As a former public high school teacher, I am absolutely shocked and appalled that Oregon has abandoned its statewide math, reading, and writing proficiency standards for high school graduates.
On July 14, Oregon Gov. Kate Brown signed a bill that suspends the proficiency standards for high school graduates for three years.
According to Charles Boyle, a spokesman for the governor, “SB 744 gives us an opportunity to review our graduation requirements and make sure our assessments can truly assess all students’ learning.”
Boyle added, “In the meantime, it gives Oregon students and the education community a chance to regroup after a year and a half of disruption caused by the pandemic.”
That is a rather ridiculous defense of the bill.
First, the 18-month “disruption” of in-person learning in Oregon’s public schools was not caused by the pandemic. It was caused by politicians, like Gov. Brown.
We know this because private schools remained open in Oregon throughout the duration of the pandemic. We also know that public schools in several states, such as Florida, remained open for in-person learning over the past 18 months, as well.
Second, requiring all students to be able to perform basic math, reading, and writing skills before they are eligible to graduate is a no-brainer.
If Oregon’s public high schools are not able to ensure that 18-year-olds can read, write, and perform simple math, how will these students fare in today’s hyper-competitive world?
Unfortunately, Oregon’s governor and public school officials seem to not care about the career and life prospects of the children who attend their public schools.
That is not only disappointing. It is a dereliction of their most basic duty.
Oregon’s House Republican Leader Christine Drazan expressed her dismay with the new law, saying, “I worry that by adopting this bill, we’re giving up on our kids.”
Drazan is right.
By dropping the requirements for graduation, Oregon’s public school leaders are doing a disservice to all students.
The goal of public schools is to prepare students for success in life. Abandoning age-old requirements for reading, writing, and math sets students up for failure in life.
In almost every career field, reading and writing, or communicating ideas in general, are requisite skills.
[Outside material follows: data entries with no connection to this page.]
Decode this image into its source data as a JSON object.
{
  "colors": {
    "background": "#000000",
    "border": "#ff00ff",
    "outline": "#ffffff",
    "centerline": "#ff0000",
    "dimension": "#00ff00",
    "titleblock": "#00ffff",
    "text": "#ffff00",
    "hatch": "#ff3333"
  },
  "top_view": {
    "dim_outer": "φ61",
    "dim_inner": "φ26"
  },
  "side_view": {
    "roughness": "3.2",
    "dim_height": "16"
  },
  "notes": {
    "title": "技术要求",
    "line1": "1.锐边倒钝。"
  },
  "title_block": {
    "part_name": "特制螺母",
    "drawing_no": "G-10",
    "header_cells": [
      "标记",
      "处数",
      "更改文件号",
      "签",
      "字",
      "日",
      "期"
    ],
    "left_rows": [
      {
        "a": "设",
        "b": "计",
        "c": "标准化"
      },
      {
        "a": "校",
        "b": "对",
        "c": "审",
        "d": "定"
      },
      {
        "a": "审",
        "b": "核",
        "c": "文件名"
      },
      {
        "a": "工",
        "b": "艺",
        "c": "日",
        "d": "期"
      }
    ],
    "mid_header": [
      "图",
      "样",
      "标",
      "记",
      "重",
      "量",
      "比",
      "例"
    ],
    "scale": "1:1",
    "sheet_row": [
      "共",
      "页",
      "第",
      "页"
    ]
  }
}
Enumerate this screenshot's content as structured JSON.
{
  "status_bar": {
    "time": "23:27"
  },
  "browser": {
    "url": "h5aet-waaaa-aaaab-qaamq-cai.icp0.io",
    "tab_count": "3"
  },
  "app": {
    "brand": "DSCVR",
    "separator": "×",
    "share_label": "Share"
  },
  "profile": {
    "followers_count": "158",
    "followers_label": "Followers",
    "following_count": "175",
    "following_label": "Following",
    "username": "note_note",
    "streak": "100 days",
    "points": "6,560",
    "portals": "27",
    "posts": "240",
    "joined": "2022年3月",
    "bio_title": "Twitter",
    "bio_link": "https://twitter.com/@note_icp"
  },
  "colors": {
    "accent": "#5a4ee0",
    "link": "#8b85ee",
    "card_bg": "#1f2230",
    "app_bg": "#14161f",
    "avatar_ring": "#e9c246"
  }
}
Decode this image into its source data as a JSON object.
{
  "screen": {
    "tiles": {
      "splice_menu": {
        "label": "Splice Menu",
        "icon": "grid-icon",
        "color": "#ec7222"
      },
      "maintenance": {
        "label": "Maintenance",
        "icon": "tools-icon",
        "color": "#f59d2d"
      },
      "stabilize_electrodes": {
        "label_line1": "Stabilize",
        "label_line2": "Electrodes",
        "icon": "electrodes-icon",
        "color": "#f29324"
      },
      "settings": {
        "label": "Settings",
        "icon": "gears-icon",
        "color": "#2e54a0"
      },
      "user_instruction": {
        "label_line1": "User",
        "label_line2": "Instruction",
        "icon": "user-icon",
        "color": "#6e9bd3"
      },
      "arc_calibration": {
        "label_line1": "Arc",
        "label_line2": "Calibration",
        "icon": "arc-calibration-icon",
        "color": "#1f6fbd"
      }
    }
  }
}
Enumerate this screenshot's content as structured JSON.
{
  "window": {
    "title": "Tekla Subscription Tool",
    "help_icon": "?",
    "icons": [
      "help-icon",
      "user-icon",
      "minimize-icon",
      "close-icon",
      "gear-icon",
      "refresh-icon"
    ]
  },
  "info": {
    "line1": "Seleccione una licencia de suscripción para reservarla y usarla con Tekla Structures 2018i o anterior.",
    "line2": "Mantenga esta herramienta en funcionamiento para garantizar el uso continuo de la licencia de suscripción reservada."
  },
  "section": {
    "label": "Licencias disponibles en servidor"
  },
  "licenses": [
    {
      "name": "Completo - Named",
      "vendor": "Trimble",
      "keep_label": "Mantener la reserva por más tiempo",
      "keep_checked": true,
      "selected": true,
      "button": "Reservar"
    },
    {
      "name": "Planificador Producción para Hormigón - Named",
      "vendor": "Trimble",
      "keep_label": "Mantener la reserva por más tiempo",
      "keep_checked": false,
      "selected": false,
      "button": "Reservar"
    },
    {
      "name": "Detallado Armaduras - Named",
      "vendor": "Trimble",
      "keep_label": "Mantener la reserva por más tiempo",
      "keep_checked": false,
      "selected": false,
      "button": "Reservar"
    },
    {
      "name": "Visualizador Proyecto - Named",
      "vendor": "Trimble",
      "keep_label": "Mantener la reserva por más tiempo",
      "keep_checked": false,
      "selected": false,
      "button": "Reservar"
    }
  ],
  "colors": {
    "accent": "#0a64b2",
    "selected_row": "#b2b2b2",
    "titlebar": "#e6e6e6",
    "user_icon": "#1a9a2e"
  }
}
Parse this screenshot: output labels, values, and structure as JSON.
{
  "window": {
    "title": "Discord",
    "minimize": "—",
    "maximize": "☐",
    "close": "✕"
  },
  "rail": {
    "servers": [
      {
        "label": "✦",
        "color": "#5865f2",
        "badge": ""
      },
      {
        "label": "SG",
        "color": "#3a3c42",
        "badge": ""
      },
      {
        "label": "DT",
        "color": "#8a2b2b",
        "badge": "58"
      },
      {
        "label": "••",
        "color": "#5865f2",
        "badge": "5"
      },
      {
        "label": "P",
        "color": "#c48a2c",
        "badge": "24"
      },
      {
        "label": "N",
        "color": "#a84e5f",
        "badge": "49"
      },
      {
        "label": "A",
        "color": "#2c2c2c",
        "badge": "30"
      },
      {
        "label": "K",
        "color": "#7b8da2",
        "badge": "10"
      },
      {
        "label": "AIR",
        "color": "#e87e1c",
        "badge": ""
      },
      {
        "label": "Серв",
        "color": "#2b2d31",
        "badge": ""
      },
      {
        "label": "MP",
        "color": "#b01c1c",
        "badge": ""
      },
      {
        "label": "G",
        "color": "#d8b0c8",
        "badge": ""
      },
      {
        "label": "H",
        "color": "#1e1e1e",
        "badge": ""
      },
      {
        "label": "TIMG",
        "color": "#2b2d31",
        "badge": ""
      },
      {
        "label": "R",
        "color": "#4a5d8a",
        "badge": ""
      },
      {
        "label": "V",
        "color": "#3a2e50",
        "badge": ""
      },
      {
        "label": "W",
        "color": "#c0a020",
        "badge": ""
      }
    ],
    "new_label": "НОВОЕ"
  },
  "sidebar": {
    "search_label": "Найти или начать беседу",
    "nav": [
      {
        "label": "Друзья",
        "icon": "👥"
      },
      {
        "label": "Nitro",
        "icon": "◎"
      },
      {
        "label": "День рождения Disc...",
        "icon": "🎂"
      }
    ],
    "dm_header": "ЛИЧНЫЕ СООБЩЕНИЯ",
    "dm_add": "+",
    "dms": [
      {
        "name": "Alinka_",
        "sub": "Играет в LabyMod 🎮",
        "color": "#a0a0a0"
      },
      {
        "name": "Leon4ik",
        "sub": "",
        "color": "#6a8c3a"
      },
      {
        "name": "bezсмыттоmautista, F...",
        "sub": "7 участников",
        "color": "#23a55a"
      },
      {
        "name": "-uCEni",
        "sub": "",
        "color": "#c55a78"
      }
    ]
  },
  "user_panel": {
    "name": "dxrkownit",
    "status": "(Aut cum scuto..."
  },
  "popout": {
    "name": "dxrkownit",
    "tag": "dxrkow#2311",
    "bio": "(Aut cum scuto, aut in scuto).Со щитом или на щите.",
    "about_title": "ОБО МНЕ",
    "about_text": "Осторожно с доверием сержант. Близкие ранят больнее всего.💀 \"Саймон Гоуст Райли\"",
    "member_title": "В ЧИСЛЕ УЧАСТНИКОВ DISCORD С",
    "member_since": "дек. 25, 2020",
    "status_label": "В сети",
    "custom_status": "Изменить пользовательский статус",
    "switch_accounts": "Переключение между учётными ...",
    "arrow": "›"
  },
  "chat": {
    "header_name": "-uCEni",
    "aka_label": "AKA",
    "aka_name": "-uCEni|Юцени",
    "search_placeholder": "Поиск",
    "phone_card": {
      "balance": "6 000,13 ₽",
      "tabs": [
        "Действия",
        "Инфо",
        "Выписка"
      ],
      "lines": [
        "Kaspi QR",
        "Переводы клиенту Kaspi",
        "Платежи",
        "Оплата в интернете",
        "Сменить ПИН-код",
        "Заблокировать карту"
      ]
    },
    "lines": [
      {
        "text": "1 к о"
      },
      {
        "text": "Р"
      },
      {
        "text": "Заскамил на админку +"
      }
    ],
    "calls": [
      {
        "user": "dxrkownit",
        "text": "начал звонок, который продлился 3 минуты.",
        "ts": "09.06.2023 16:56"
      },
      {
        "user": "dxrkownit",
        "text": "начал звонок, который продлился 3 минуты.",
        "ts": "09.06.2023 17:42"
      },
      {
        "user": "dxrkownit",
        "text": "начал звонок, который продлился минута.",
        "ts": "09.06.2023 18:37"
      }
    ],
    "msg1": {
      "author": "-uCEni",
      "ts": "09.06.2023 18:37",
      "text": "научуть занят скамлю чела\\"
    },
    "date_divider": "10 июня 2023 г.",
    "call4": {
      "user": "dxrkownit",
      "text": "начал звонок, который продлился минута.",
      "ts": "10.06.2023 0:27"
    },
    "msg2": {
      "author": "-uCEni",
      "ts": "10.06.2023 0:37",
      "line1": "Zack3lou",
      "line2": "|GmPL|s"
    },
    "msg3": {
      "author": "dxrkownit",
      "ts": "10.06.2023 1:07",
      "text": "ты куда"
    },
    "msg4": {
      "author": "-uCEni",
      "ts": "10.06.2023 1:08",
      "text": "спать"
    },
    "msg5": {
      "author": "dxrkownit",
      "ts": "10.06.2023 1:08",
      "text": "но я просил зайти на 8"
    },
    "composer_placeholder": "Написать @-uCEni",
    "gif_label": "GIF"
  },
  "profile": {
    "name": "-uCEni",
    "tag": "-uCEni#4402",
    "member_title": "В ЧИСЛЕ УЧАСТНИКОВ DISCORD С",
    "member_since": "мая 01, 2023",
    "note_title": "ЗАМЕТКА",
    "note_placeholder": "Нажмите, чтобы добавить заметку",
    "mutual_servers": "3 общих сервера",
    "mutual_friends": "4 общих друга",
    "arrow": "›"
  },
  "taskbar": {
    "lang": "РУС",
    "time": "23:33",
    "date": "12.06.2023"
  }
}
This has been made even more necessary given the fact that America’s economy is more service-based than it was even a few decades ago.
As automation increases, and unskilled labor goes the way of the dinosaurs, America’s youth will need to be able to read, write, communicate ideas, and perform basic math if they are to thrive in modern society.
Yet, that doesn’t seem to resonate with the very people in charge of the state’s public school system.
Instead, the so-called leaders of Oregon’s failing public schools would rather lower the bar, erasing all accountability in the process.
Perhaps worst of all is that Oregon’s public schools are already doing a terrible job educating the state’s students.
According to a 2021 state-by-state education analysis by Wallethub, Oregon ranks 42nd among the 50 states and the District of Columbia. Yet, instead of raising the bar, Oregon’s “solution” is to remove the bar entirely.
Perhaps Oregon’s governor and public school leaders should consider policies that have a proven track record of success.
For instance, school choice would be a benefit for any and all Oregon children stuck in low-performing public schools.
Currently, Oregon spends $11,920 per pupil per year. Why not issue the $11,920 directly to parents, allowing them to choose the school that best meets the unique needs and circumstances of their children?
For decades, the public school system in Oregon (and throughout the nation) has held a near-monopoly on education. During that time, student scores on math, reading, and writing have decreased.
Suspending proficiency tests in these core subjects will not help at all. On the other hand, raising achievement standards and implementing school choice would be a boon to all Oregon families.
Chris Talgo ([email protected]) is senior editor at The Heartland Institute.